Page and application data records:
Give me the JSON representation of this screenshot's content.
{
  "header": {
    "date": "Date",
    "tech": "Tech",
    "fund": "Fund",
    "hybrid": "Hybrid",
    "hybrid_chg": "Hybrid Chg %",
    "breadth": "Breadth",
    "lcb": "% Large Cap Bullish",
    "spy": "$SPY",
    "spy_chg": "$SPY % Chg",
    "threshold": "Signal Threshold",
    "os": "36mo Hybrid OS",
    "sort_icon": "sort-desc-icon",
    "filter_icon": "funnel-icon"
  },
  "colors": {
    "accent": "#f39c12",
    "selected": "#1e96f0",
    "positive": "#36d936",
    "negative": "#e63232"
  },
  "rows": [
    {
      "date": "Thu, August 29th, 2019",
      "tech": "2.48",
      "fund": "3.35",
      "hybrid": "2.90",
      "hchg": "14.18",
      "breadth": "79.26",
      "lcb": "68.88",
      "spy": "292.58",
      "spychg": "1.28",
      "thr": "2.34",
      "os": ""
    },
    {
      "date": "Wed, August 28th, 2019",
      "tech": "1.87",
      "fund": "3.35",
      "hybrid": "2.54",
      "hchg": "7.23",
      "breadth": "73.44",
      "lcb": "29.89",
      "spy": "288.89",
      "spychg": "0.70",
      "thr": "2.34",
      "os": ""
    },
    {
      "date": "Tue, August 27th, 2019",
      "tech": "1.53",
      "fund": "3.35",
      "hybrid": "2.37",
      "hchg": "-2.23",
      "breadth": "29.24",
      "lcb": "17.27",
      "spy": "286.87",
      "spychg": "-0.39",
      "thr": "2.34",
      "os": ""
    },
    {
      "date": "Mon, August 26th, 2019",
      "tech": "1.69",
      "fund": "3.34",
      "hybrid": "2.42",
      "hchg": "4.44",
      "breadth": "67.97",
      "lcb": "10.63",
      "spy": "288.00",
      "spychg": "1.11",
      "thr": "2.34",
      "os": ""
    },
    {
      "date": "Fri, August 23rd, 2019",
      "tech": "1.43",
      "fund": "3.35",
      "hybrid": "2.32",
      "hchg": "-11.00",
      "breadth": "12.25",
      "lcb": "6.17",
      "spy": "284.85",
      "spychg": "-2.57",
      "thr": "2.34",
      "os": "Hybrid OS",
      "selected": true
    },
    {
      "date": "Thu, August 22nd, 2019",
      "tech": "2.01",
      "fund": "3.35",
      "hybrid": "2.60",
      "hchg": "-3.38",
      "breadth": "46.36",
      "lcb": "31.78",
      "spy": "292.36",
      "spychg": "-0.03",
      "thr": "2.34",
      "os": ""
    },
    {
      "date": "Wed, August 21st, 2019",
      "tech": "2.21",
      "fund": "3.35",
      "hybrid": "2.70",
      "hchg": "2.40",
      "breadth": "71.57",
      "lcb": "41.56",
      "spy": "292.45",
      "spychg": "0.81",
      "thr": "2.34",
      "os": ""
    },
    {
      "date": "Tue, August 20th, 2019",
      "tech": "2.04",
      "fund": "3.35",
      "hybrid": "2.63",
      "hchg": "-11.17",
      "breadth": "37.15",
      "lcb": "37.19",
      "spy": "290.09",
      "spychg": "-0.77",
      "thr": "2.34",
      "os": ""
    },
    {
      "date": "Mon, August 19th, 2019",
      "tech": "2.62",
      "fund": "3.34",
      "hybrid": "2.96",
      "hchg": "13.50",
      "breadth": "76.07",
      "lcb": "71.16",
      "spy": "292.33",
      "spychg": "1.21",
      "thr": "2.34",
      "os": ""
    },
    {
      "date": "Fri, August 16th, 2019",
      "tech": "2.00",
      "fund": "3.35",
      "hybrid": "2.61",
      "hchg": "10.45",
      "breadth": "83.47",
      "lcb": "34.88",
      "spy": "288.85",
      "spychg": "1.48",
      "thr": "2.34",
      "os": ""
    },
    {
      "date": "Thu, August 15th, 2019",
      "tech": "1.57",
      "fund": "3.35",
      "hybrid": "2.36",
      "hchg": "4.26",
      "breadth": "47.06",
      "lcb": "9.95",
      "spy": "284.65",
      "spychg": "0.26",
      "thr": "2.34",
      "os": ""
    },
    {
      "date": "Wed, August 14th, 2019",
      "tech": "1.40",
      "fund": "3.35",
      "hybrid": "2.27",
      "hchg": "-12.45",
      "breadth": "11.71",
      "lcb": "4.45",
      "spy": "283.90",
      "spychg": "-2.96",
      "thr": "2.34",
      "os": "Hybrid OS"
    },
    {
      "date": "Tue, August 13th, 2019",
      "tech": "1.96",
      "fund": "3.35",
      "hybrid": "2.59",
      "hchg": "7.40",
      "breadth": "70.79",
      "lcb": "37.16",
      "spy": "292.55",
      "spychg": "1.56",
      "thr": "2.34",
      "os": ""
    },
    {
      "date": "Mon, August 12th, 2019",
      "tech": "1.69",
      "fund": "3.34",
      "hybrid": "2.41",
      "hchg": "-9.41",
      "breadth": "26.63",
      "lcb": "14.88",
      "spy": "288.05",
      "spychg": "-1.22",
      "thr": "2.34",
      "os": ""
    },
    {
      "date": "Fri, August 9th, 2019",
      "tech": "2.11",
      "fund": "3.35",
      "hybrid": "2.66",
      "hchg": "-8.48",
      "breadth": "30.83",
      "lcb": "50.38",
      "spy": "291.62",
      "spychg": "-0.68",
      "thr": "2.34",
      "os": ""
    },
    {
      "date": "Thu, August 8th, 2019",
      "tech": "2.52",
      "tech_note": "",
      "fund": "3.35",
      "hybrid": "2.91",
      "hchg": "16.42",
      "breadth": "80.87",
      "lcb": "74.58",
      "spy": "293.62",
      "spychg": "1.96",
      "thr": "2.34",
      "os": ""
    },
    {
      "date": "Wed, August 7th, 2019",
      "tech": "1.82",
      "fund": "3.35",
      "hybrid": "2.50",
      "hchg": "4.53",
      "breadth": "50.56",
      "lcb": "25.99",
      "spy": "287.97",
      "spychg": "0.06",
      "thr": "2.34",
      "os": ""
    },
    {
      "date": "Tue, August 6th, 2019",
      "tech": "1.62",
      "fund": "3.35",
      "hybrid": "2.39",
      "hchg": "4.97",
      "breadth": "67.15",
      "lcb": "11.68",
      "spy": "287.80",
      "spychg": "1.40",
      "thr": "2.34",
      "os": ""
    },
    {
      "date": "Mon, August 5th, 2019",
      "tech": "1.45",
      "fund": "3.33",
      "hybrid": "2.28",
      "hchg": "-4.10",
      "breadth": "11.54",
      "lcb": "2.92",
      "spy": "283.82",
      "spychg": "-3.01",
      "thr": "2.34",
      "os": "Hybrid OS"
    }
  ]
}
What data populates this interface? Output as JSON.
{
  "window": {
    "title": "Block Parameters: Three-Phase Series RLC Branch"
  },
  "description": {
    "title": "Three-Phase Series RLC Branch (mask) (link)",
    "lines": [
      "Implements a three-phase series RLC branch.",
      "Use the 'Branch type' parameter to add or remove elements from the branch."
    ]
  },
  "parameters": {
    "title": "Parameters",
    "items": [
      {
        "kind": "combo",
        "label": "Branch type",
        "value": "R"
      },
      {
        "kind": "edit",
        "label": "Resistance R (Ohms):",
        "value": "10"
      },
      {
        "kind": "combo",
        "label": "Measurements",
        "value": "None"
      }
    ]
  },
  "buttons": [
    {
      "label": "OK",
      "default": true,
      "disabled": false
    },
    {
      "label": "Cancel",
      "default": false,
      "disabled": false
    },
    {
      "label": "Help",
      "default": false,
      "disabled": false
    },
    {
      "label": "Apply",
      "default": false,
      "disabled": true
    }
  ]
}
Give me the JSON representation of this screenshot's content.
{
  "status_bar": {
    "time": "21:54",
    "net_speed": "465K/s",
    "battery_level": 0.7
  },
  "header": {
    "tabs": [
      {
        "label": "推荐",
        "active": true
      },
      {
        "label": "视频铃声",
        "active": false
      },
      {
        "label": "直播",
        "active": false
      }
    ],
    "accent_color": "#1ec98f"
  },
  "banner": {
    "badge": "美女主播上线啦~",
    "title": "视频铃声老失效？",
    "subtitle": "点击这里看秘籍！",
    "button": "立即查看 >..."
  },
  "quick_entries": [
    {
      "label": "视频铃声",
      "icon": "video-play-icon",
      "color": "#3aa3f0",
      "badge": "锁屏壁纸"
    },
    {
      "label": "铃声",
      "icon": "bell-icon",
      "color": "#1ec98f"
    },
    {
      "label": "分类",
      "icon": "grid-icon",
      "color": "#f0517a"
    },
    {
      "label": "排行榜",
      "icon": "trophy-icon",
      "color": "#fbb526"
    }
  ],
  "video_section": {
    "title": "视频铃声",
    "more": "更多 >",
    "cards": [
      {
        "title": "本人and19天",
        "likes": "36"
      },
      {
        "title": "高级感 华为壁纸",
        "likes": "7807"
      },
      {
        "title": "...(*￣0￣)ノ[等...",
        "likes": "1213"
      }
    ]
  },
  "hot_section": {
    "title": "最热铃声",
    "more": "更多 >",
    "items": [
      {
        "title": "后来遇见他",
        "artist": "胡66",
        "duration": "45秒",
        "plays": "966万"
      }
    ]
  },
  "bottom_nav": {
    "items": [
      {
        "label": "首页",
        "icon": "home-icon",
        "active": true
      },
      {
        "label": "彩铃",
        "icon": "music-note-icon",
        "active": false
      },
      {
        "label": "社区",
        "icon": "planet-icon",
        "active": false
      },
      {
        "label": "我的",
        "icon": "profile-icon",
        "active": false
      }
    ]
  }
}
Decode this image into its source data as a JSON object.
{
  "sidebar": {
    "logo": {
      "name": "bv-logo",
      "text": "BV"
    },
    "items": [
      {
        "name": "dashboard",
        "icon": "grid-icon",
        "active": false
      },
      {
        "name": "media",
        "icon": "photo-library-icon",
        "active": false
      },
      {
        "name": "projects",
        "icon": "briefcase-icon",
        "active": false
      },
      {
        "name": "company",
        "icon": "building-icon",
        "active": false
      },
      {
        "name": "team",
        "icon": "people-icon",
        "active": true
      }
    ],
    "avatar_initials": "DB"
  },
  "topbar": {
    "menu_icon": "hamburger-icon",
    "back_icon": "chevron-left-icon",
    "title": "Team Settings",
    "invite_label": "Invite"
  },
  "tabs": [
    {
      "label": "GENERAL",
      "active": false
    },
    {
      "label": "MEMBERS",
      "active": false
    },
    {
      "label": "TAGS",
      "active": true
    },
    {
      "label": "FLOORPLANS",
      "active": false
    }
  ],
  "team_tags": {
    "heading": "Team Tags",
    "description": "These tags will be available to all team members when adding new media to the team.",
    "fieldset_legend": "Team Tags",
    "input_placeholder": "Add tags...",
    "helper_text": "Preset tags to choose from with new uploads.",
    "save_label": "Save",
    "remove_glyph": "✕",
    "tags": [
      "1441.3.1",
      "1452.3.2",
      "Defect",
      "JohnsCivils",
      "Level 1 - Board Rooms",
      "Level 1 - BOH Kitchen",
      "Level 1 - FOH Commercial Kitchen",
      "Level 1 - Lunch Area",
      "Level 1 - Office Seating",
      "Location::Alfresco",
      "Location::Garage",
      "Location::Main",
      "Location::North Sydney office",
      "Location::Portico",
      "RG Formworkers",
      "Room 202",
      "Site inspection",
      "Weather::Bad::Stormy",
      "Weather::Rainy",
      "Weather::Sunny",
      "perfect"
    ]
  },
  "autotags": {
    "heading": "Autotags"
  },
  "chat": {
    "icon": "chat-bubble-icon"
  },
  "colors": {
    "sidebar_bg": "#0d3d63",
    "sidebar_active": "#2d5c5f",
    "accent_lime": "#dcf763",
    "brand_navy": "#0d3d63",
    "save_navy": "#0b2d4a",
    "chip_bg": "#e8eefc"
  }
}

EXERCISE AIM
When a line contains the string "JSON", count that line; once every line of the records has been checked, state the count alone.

SOLUTION TO THIS EXERCISE
4